One way to achieve proper center of gravity is by attaching counterweight 72 to the engine directly below sump 70 as shown in FIG. 2. The mass of the counterweight is sufficient in relation to the distance from the journal axis that a sufficient torque is produced to overcome the inertia and friction of the journaled mass so that as the inverted cradle of parts 54, 58, 66 is angularly positioned about the journal axis over a range of positions due to solar tracking of the dish, the journaled mass maintains sump 70 in a vertical plane which is radial to axis 19. For any given engine-receiver-generator combination, the center of gravity may be other than the one just described.
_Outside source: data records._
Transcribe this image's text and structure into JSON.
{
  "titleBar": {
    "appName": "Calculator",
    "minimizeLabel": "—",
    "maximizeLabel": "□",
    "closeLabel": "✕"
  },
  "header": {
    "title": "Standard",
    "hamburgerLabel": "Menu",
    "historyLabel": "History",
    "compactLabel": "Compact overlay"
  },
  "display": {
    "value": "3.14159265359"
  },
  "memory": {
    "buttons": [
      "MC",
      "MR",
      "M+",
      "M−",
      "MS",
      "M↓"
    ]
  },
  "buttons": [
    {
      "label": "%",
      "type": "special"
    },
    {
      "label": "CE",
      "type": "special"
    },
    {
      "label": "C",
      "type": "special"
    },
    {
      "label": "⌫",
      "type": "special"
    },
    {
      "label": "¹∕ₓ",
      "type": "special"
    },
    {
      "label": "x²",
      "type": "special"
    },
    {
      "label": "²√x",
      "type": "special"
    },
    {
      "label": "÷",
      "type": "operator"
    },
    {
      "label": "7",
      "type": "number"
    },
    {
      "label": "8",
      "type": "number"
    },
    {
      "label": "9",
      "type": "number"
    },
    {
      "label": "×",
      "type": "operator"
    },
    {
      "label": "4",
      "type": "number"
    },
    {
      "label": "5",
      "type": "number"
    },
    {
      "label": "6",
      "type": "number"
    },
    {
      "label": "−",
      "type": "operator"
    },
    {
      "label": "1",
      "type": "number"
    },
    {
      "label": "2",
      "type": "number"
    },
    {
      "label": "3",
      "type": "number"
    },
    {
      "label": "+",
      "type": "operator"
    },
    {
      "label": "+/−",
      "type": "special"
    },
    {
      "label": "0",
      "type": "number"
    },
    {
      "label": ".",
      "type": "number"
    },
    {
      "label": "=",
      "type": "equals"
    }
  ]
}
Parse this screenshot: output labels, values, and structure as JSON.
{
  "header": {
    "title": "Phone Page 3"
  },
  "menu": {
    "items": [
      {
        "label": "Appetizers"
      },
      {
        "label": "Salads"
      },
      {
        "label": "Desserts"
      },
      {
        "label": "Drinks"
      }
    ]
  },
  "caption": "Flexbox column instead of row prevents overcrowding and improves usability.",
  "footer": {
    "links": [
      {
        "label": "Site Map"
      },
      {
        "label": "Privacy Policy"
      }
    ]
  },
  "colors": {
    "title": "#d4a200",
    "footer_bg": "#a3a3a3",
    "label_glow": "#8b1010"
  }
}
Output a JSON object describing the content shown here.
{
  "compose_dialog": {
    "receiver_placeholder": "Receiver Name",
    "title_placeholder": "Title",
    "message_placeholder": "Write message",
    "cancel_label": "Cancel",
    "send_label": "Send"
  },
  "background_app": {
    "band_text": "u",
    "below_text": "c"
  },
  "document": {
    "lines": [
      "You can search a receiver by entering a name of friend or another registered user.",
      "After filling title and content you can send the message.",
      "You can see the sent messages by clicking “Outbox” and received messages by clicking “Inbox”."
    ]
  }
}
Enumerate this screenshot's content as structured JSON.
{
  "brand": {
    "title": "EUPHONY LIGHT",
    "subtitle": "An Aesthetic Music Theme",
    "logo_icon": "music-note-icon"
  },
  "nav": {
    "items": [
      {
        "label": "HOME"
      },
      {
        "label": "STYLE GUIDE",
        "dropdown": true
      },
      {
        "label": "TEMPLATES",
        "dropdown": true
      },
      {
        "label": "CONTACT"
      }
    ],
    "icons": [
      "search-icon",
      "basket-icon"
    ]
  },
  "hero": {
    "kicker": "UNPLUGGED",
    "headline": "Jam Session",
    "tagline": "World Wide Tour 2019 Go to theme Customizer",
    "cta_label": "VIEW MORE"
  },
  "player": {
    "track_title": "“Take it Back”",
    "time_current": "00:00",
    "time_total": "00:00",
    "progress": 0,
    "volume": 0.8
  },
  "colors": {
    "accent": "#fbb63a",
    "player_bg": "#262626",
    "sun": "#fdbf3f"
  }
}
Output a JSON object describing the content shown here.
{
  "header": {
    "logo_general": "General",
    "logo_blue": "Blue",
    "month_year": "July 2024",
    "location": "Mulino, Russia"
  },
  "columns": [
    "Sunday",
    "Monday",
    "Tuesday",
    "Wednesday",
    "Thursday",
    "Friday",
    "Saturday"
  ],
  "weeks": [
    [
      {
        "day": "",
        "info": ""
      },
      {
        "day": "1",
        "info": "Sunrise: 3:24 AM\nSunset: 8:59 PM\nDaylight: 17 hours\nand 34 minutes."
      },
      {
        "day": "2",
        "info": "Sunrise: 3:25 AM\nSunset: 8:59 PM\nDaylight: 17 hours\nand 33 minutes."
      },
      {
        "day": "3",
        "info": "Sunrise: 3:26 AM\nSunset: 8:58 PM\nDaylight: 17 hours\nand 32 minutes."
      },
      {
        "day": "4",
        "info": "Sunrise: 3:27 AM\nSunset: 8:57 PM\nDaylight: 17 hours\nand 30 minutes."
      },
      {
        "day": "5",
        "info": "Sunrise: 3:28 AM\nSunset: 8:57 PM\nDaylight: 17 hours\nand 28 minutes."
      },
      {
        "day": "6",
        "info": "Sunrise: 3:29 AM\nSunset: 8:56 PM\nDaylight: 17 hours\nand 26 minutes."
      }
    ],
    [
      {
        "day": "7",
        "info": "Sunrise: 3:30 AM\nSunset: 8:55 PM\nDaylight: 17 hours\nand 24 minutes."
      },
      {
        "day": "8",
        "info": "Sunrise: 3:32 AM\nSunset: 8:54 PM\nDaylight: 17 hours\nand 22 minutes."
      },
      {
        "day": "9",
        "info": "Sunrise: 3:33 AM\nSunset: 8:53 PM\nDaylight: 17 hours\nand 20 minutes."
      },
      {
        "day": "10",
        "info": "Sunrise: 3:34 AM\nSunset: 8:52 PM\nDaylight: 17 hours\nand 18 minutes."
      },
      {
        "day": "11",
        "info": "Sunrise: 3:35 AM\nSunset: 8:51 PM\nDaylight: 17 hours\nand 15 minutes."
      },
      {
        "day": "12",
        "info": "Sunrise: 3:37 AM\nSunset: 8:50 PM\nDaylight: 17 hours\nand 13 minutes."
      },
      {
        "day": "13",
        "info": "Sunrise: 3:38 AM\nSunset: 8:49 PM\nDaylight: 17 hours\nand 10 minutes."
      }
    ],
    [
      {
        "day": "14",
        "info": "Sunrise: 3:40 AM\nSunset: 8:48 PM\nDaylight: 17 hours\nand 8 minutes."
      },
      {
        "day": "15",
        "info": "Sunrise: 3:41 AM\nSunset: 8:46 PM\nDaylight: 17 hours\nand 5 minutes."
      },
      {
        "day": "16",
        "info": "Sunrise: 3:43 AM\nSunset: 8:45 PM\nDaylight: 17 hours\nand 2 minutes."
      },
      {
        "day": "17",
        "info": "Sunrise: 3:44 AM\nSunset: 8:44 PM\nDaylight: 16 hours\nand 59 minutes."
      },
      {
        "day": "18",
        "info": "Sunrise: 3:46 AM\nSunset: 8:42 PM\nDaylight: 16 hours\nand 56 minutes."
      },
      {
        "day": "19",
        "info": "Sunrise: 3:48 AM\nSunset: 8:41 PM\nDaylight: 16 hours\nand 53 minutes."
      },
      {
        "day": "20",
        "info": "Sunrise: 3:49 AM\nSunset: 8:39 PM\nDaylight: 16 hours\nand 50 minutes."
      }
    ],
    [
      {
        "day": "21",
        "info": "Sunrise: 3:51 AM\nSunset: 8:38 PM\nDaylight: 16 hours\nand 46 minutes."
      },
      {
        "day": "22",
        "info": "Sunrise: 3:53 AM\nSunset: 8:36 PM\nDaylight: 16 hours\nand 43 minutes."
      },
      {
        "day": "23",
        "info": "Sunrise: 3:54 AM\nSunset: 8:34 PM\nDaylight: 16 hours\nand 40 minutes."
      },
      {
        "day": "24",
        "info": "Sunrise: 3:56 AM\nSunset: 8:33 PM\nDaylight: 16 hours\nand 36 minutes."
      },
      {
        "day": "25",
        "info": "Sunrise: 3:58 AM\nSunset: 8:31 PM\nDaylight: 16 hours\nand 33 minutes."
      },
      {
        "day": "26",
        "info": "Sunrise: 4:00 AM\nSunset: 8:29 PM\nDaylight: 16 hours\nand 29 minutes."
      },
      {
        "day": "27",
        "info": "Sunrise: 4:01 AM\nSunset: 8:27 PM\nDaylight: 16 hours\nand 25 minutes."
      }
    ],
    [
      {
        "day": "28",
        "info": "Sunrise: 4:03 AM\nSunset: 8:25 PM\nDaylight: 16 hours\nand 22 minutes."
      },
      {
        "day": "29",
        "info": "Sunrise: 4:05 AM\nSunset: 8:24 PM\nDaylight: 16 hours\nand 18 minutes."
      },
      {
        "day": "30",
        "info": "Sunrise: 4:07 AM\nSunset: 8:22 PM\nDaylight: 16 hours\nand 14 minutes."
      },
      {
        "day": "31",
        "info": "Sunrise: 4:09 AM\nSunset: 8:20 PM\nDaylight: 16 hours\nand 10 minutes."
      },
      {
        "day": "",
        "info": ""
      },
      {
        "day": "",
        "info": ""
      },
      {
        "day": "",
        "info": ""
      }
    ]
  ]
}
Therefore use of a counterweight to achieve the desired placement for the center of gravity will in all likelihood be needed.

While tipping of the engine will occur as dish axis 19 is increasingly elevated, the sump will nonetheless remain at the lowest point of the engine so that a sufficient lubrication delivery is assured.

In the absence of the journal feature of the present invention, a fixed mounting of the engine on the illustrated dish would result in the sump being, at times, other than directly vertically below the engine where it could possibly experience lubrication system failure on account of the gravity-sensitive nature of the system. With the present invention that possibility is eliminated.

Although the illustrated embodiment comprises the use of a separate counterweight, it will be appreciated that other embodiments may have the particular constructions and arrangements of the engine-receiver-generator such that they inherently produce the proper counterweighting without additional weight. Likewise in certain applications of the invention, journaling of the engine alone and/or in combination with only one of either the receiver and generator may be satisfactory. Also forms of loads other than an electric generator could conceivably be driven by the engine although it is expected that electric power generator will be the most common usage for solar powered dish modules.